Northampton increases spending without tax hike; county employees get raise

Published 10:52 am Thursday, June 23, 2016

JACKSON – The Northampton County Commissioners voted unanimously here Monday night to adopt the 2016-17 budget that increases spending, but does not raise taxes.

“The budget does not include a tax rate increase,” said County Manager Kimberly Turner.

The ad valorem tax rate will remain at 92 cents per $100 of valuation.

Turner said, “This budget does include a $2.8 million appropriation from the undesignated fund balance.”

She reminded the audience for the public hearing and the commissioners that one cent on the tax rate generates $169,866 in revenue.

She said, “The total General Operating Budget is $33.7 million, which reflects an increase of $1.8 million or a five percent increase compared to current funding levels. This budget satisfies a debt liquidation schedule of $1.4 million, of which $635,000 is schools; $780,116 general county debt; and retains a Contingency Fund in the amount of $100,000.”

In the new budget, Turner said all employees will get a 2.5 percent cost of living increase, as well as a 10 percent decrease in health insurance costs.

She explained that the county now pays 80 percent of employees’ health insurance costs, but will be paying 90 percent of those costs for the 2016-17 budget year.

So county government employees now paying 20 percent for health insurance will now only pay 10 percent of those costs.

She broke down the budget by projected expenditures as 37.2 percent for human services, 26.4 percent for public safety, 13.5 percent for public education, 12.4 percent for general government, 6.3 percent for “other,” and 4.2 percent for debt service.

Following her presentation, Commissioner Robert Carter asked how much more the school system got this year over last year.

Turner replied it got $800,000 more. She said in this budget the county appropriates $4.5 million to the Northampton County School System: $3.7 million in current expense, $795,000 for capital outlay, and $70,000 from fines and forfeitures.

Board Vice-Chairman Joseph Barrett wanted to know if any departments were cut. Turner said no.

From the public, Albert Vann said children are fleeing the school system because its performance is abysmal. He didn’t want the commissioners to fund plans to move students to different schools.

No school board member was in attendance to take the question, so the commissioners moved on.

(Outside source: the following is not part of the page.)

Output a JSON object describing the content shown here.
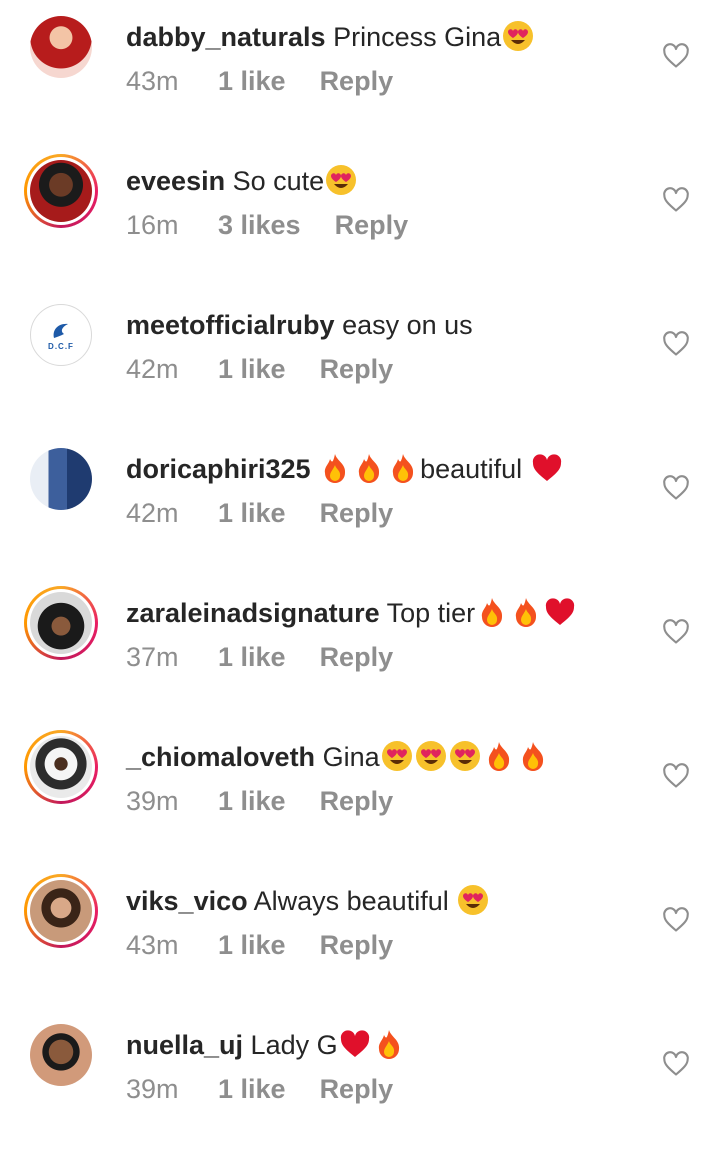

Another public speaker, Tim Hollowell, said he didn’t have any questions on the budget. He did, however, present copies of a petition to the commissioners with 730 signatures against the Board of Education’s plan to move all eastern Northampton County high school students to Gaston.

Other petitions are still being circulated he said, but Hollowell wanted the commissioners to be aware of it before it is presented to the BOE. He later invited the commissioners to sign it.

No one said they would or wouldn’t.

Hollowell said the feeling in the community is that the BOE is not representing the best interests of students or citizens.

“They’re representing their own interests,” he stressed.

No one from the public addressed the commissioners.

After a few minutes of addressing other board matters, the county commissioners voted unanimously to approve the 2016-17 budget.